A motif of forgotten towns and communities

Policymakers have shifted their attention to what has been termed the forgotten about seaside towns.

In The Future of Seaside Towns policymakers noted how the emphasis on inner-city regeneration and rural towns often overlooked the unique deprivation experienced by coastal towns. Particularly towns who had suffered the decline of tourism and recreation industries, poor travel infrastructure, a lack of jobs, and a brain drain of young people to cities with more jobs.

An image of Jaywick, near Clacton. Credit: Daily Express.

However selling the existence of multiple problems of these coastal towns can be a tall order. Instead reducing their problems down to a simple motif of one industry has more of an impact.

Coastal towns?


It’s a represntation of something larger. An easy connection and recurring image which links into a wider policy problem.

A motif of the past

The language surrounding fishing in the UK by politicians has been more emotive. Harking back to the idea of a Britain of the waves. A great seafaring nation.

Credit: An image of Jaywick, near Clacton. Credit: Percy Frederick Seaton Spence’s 1913 painting A P&O Steamer Outward Bound. Photograph: Print Collector/Getty Images.

In this way fishing actually isn’t the be all ends all.

In reality fishing is a easy relatable reason due to manufacture fetishism to evoke both an imagined past and a future to work towards.

Bounded by time, energy and information

A common theme in policy studies is the idea of perfect rationality or bounded rationality.

Perfect rationality describes the idea that in a perfect world, we’d have all the time in the world, all the resources and all the information. With all of this it makes sense we’d make the right choice. The most rational. But reality isn’t really like that, is it?

In reality we don’t have all the time in the world.

We have deadlines.

There’s only so much hours in the working week.

People forget to email you or get back to you.

The clock keeps ticking down.

See a pattern?
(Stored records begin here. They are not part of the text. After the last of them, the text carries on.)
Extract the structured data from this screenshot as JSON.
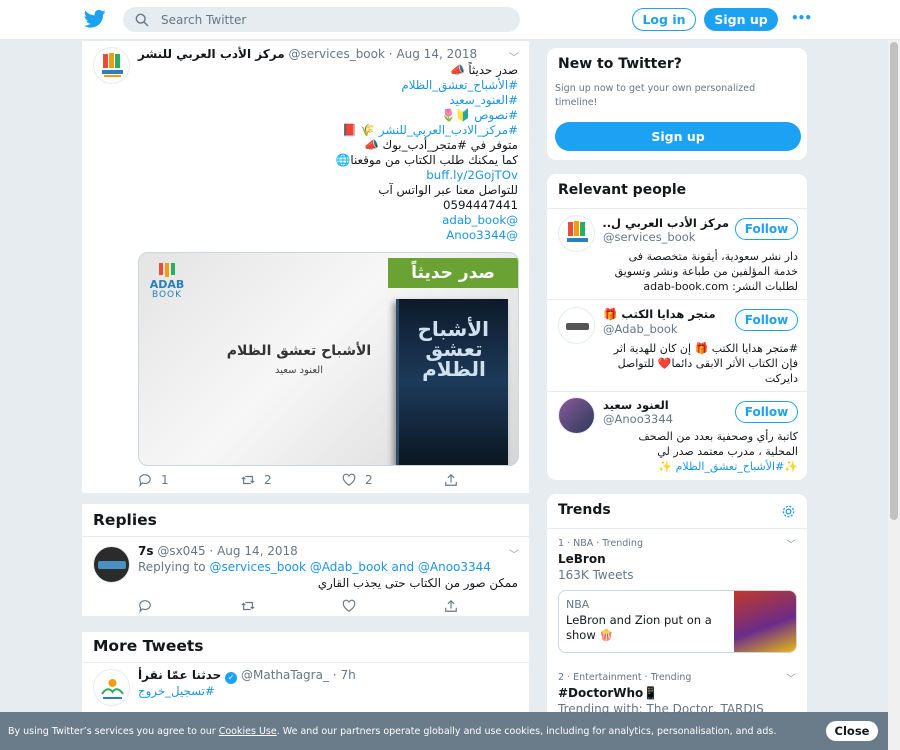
{
  "topbar": {
    "search_placeholder": "Search Twitter",
    "login_label": "Log in",
    "signup_label": "Sign up",
    "more_label": "•••"
  },
  "tweet": {
    "author_name": "مركز الأدب العربي للنشر",
    "author_handle": "@services_book",
    "date": "Aug 14, 2018",
    "lines": [
      {
        "text": "صدر حديثاً 📣",
        "link": false
      },
      {
        "text": "#الأشباح_تعشق_الظلام",
        "link": true
      },
      {
        "text": "#العنود_سعيد",
        "link": true
      },
      {
        "text": "#نصوص 🔰🌷",
        "link": true
      },
      {
        "text": "#مركز_الادب_العربي_للنشر 🌾 📕",
        "link": true
      },
      {
        "text": "متوفر في #متجر_أدب_بوك 📣",
        "link": false
      },
      {
        "text": "كما يمكنك طلب الكتاب من موقعنا🌐",
        "link": false
      },
      {
        "text": "buff.ly/2GojTOv",
        "link": true
      },
      {
        "text": "للتواصل معنا عبر الواتس آب",
        "link": false
      },
      {
        "text": "0594447441",
        "link": false
      },
      {
        "text": "@adab_book",
        "link": true
      },
      {
        "text": "@Anoo3344",
        "link": true
      }
    ],
    "media": {
      "banner": "صدر حديثاً",
      "logo_top": "ADAB",
      "logo_bottom": "BOOK",
      "book_title": "الأشباح تعشق الظلام",
      "book_author": "العنود سعيد",
      "cover_title": "الأشباح تعشق الظلام"
    },
    "reply_count": "1",
    "retweet_count": "2",
    "like_count": "2"
  },
  "replies": {
    "title": "Replies",
    "reply": {
      "name": "7s",
      "handle": "@sx045",
      "date": "Aug 14, 2018",
      "replying_prefix": "Replying to",
      "replying_to_1": "@services_book",
      "replying_to_2": "@Adab_book",
      "replying_and": "and",
      "replying_to_3": "@Anoo3344",
      "text": "ممكن صور من الكتاب حتى يجذب القاري"
    }
  },
  "more_tweets": {
    "title": "More Tweets",
    "tweet": {
      "name": "حدثنا عمّا نقرأ",
      "handle": "@MathaTagra_",
      "time": "7h",
      "text": "#تسجيل_خروج"
    }
  },
  "new_to_twitter": {
    "title": "New to Twitter?",
    "subtitle": "Sign up now to get your own personalized timeline!",
    "button": "Sign up"
  },
  "relevant_people": {
    "title": "Relevant people",
    "follow_label": "Follow",
    "people": [
      {
        "name": "مركز الأدب العربي ل...",
        "handle": "@services_book",
        "bio_lines": [
          "دار نشر سعودية، أيقونة متخصصة فى",
          "خدمة المؤلفين من طباعة ونشر وتسويق",
          "لطلبات النشر: adab-book.com"
        ]
      },
      {
        "name": "متجر هدايا الكتب 🎁",
        "handle": "@Adab_book",
        "bio_lines": [
          "#متجر هدايا الكتب 🎁 إن كان للهدية اثر",
          "فإن الكتاب الأثر الابقى دائما❤️ للتواصل",
          "دايركت"
        ]
      },
      {
        "name": "العنود سعيد",
        "handle": "@Anoo3344",
        "bio_lines": [
          "كاتبة رأي وصحفية بعدد من الصحف",
          "المحلية ، مدرب معتمد صدر لي",
          "✨#الأشباح_تعشق_الظلام ✨"
        ]
      }
    ]
  },
  "trends": {
    "title": "Trends",
    "items": [
      {
        "meta": "1 · NBA · Trending",
        "name": "LeBron",
        "count": "163K Tweets"
      },
      {
        "meta": "2 · Entertainment · Trending",
        "name": "#DoctorWho📱",
        "count": "Trending with: The Doctor, TARDIS"
      }
    ],
    "news": {
      "category": "NBA",
      "headline": "LeBron and Zion put on a show 🍿"
    }
  },
  "cookie": {
    "text_before": "By using Twitter’s services you agree to our",
    "link": "Cookies Use",
    "text_after": ". We and our partners operate globally and use cookies, including for analytics, personalisation, and ads.",
    "close": "Close"
  },
  "colors": {
    "accent": "#1da1f2",
    "link": "#1b95e0",
    "muted": "#657786",
    "background": "#e6ecf0"
  }
}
So perfect rationality is more of a theoretical benchmark.

Once we admit that we don’t have all the time, money, or resources in the world you come to the other concept of bounded rationality. Because we’re all bounded by the above.

So what do people do? We take shortcuts. When we try to reach decisions we make assumptions, rules of thumb, and prioritise.

We all take shortcuts

These can be on purpose like the above.

Or we can make decisions influenced by our underlying biases. This is where concepts of motifs, manufacture fetishism, or rhetorical flourishes come to play.

This means the issue of fishing can both be a quick easy idea to link into broader policy issues symbolically as a motif. And it also explains why fishing can be used as a way to communicate larger problems by taking advantage of our cognitive biases and shortcuts.

Note: This blogpost was originally posted on Medium in September 2019.